### EXERCISE INSTRUCTIONS:
Please find all lines containing "name" in the listing below and copy them.

===== RECORD EXCERPTS =====

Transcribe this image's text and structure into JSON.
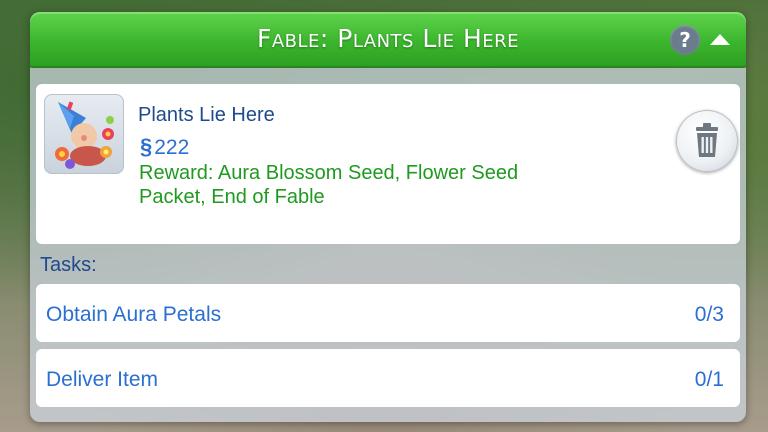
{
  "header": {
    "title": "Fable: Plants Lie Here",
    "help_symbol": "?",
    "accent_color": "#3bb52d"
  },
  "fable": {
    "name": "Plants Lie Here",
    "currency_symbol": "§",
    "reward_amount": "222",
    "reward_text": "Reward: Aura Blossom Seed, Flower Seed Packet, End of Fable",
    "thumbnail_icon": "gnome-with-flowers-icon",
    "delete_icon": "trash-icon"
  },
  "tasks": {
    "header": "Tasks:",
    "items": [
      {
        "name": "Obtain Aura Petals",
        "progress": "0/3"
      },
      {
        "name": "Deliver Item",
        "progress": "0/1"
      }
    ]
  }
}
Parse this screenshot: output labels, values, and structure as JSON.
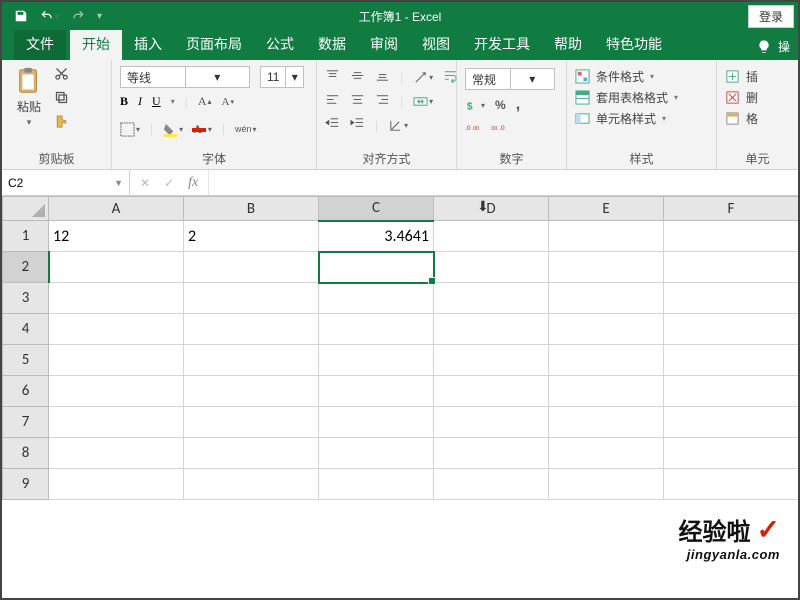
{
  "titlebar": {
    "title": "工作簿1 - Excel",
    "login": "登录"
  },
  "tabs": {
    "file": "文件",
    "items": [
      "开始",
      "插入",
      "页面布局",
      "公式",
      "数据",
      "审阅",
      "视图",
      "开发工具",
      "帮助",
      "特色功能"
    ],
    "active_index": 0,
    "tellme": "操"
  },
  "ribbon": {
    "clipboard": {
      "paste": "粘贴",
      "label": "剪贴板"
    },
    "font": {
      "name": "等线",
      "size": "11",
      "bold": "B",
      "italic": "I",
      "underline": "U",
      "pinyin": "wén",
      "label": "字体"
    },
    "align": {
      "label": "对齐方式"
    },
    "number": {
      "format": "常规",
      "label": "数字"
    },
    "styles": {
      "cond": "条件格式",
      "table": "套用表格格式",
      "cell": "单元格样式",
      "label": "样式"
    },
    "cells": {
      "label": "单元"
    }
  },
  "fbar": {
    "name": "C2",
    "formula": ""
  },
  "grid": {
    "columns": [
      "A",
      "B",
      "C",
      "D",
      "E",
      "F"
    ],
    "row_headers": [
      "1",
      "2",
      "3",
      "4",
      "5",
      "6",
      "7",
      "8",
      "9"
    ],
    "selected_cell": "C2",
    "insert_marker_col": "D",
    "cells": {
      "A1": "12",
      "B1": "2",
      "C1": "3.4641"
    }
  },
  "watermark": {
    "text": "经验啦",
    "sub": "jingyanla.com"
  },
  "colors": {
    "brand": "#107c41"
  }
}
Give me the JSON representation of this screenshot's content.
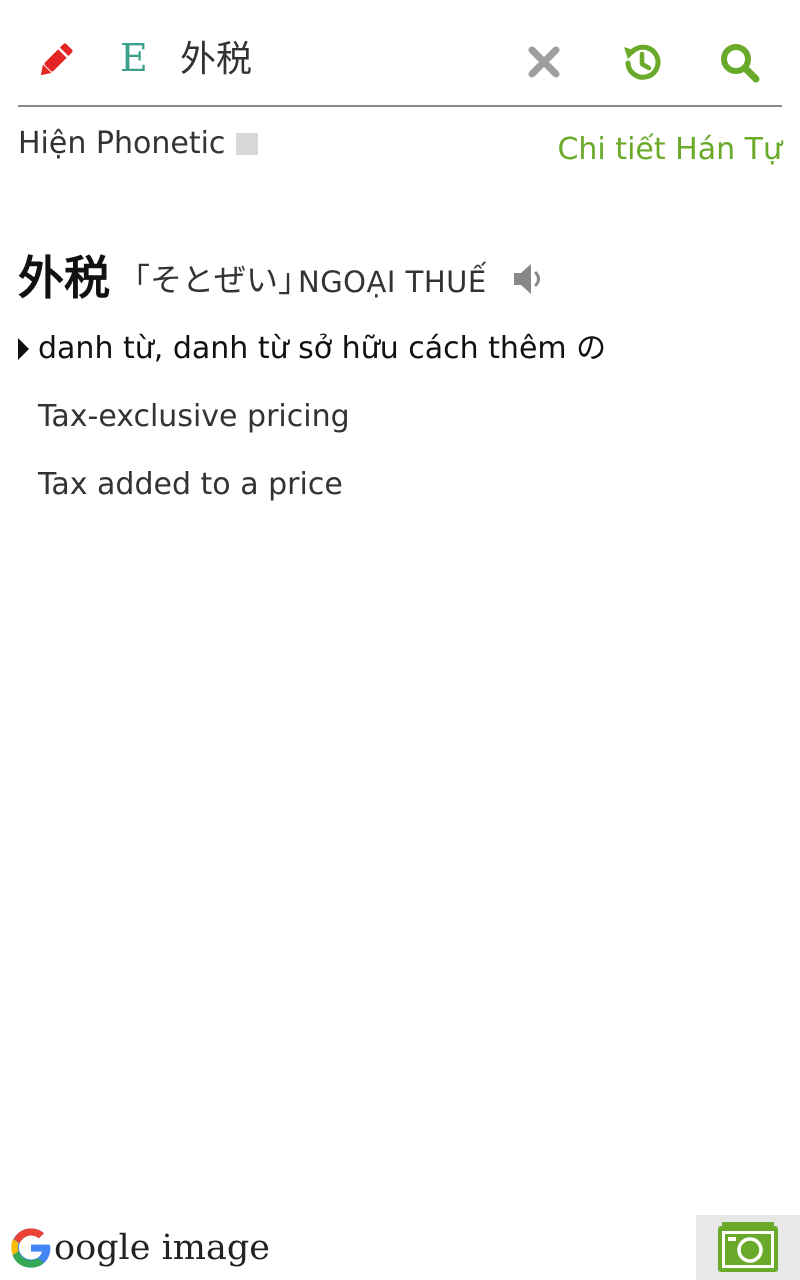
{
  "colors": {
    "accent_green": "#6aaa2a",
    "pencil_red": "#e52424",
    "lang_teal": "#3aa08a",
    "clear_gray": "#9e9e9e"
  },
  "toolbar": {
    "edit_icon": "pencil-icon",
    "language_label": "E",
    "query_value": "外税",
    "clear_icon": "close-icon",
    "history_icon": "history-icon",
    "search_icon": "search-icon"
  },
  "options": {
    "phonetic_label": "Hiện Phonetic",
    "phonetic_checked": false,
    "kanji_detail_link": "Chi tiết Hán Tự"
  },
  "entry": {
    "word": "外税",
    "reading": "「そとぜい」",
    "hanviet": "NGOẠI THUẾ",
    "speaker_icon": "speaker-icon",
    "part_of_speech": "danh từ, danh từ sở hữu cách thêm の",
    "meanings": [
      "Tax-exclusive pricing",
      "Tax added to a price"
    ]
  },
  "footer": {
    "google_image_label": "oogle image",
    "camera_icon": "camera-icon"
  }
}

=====

### ANSWER BELOW:
    "name": "Plants Lie Here",
        "name": "Obtain Aura Petals",
        "name": "Deliver Item",
      "name": "等线",
    "name": "C2",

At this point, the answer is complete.